The Action Plan includes multiple goals, including:
- Increasing minority student participation in AP classes,
- Connecting with the MSAN programs at both Heights middle schools,
- Enhancing teachers’ understanding of students’ cultural and socio-emotional lives,
- Increasing Restorative Justice practices.
Restorative justice practices can be used in place of other behavioral consequences, including suspension for serious infractions. It focuses on mediation and requires offenders to take responsibility for the harm they’ve caused and make restitution with their victims.
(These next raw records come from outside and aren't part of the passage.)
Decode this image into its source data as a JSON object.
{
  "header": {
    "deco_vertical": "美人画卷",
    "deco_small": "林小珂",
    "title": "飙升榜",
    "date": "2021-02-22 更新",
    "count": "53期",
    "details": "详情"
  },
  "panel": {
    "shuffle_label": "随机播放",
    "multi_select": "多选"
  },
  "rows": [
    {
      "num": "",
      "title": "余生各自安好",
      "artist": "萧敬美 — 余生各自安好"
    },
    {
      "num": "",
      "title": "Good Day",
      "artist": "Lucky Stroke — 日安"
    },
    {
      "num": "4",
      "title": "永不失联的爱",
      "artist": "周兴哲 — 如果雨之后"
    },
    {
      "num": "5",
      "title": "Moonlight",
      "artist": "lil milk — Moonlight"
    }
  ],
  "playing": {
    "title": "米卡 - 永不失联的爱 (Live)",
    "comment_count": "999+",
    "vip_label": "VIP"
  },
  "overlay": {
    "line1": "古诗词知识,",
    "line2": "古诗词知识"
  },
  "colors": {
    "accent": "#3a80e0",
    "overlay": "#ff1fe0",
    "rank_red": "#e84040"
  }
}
It is widely seen as a positive and effective alternative to more traditional punitive models.
The group has identified what the conference called “co-conspirators,” those people willing to do the hard work with them to affect change. “Allies” is too passive a term; “Those are just people who agree with you or say they support you,” said Taylor. “We need people who will do the hard stuff to figure out how to move forward.”
MSAN meetings are open to everyone, regardless of background, though the after-school club at Heights is currently made up of students of color. Many of their peers at the conference attend schools that are majority white, both in terms of student body and in terms of staff and school leadership. “They need their MSANs,” said senior MacKenzie Scott. “Whereas we [at Heights] have so many different groups we can be a part of.”
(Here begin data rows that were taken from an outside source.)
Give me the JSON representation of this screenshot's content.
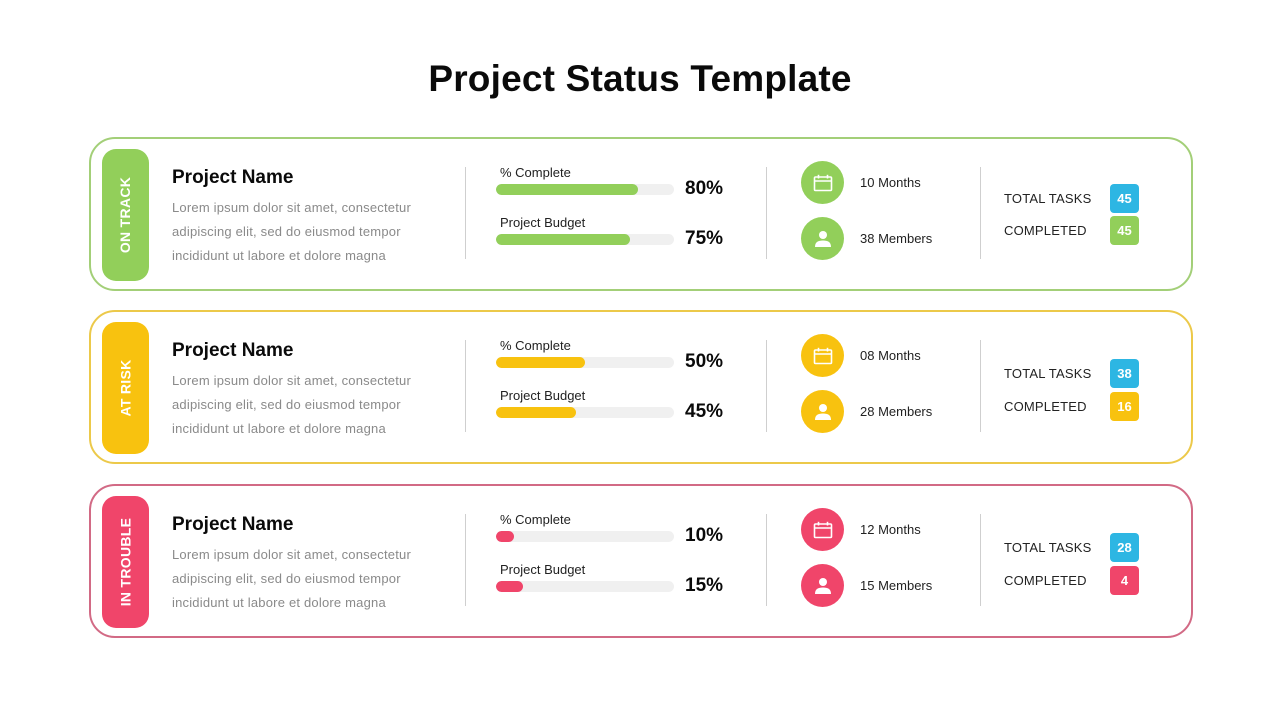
{
  "title": "Project Status Template",
  "colors": {
    "on_track": "#92cf5a",
    "on_track_border": "#a3cf78",
    "at_risk": "#f8c20f",
    "at_risk_border": "#ecc94a",
    "in_trouble": "#f0456a",
    "in_trouble_border": "#d26a85",
    "total_tasks": "#2db6e3",
    "track": "#f0f0f0"
  },
  "projects": [
    {
      "status": "ON TRACK",
      "status_key": "on_track",
      "name": "Project Name",
      "description": "Lorem ipsum dolor sit amet, consectetur adipiscing elit, sed do eiusmod tempor incididunt ut labore et dolore magna",
      "metrics": [
        {
          "label": "% Complete",
          "value": 80,
          "value_text": "80%"
        },
        {
          "label": "Project Budget",
          "value": 75,
          "value_text": "75%"
        }
      ],
      "duration": {
        "icon": "calendar-icon",
        "text": "10 Months"
      },
      "members": {
        "icon": "user-icon",
        "text": "38 Members"
      },
      "total_tasks": {
        "label": "TOTAL TASKS",
        "value": "45"
      },
      "completed": {
        "label": "COMPLETED",
        "value": "45"
      }
    },
    {
      "status": "AT RISK",
      "status_key": "at_risk",
      "name": "Project Name",
      "description": "Lorem ipsum dolor sit amet, consectetur adipiscing elit, sed do eiusmod tempor incididunt ut labore et dolore magna",
      "metrics": [
        {
          "label": "% Complete",
          "value": 50,
          "value_text": "50%"
        },
        {
          "label": "Project Budget",
          "value": 45,
          "value_text": "45%"
        }
      ],
      "duration": {
        "icon": "calendar-icon",
        "text": "08 Months"
      },
      "members": {
        "icon": "user-icon",
        "text": "28 Members"
      },
      "total_tasks": {
        "label": "TOTAL TASKS",
        "value": "38"
      },
      "completed": {
        "label": "COMPLETED",
        "value": "16"
      }
    },
    {
      "status": "IN TROUBLE",
      "status_key": "in_trouble",
      "name": "Project Name",
      "description": "Lorem ipsum dolor sit amet, consectetur adipiscing elit, sed do eiusmod tempor incididunt ut labore et dolore magna",
      "metrics": [
        {
          "label": "% Complete",
          "value": 10,
          "value_text": "10%"
        },
        {
          "label": "Project Budget",
          "value": 15,
          "value_text": "15%"
        }
      ],
      "duration": {
        "icon": "calendar-icon",
        "text": "12 Months"
      },
      "members": {
        "icon": "user-icon",
        "text": "15 Members"
      },
      "total_tasks": {
        "label": "TOTAL TASKS",
        "value": "28"
      },
      "completed": {
        "label": "COMPLETED",
        "value": "4"
      }
    }
  ]
}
“But education is still a white institution,” said Taylor. “And we have to strive to achieve in it without losing our identity.”
Not losing his identity was a powerful message that Robert heard at the conference. “You can lose yourself in a society that’s predominantly white,” he said. “You try to fit in, but I don't think I should to succumb to that. There is power in my skin color and I should just be me.”
MacKenzie summed up the current complexities of being a black student by reflecting on Tupac’s poem. “We used to be roses that grew from the concrete,” she said. “But I feel like we broke the concrete. Youth has power and a voice right now. We’re expanding from those cracks and growing into a garden. But we still have thorns.”
Students interested in attending the next MSAN meeting and working toward greater educational equity should contact Ms. Washington or Mr. Williams or check the school calendar for meeting dates.
The conference activities included a tour of the University of Wisconsin.
MSAN is a national coalition of multiracial school districts that work to eliminate opportunity/achievement gaps. The organization was formed in 1999, CH-UH is a founding member and hosted the first conference.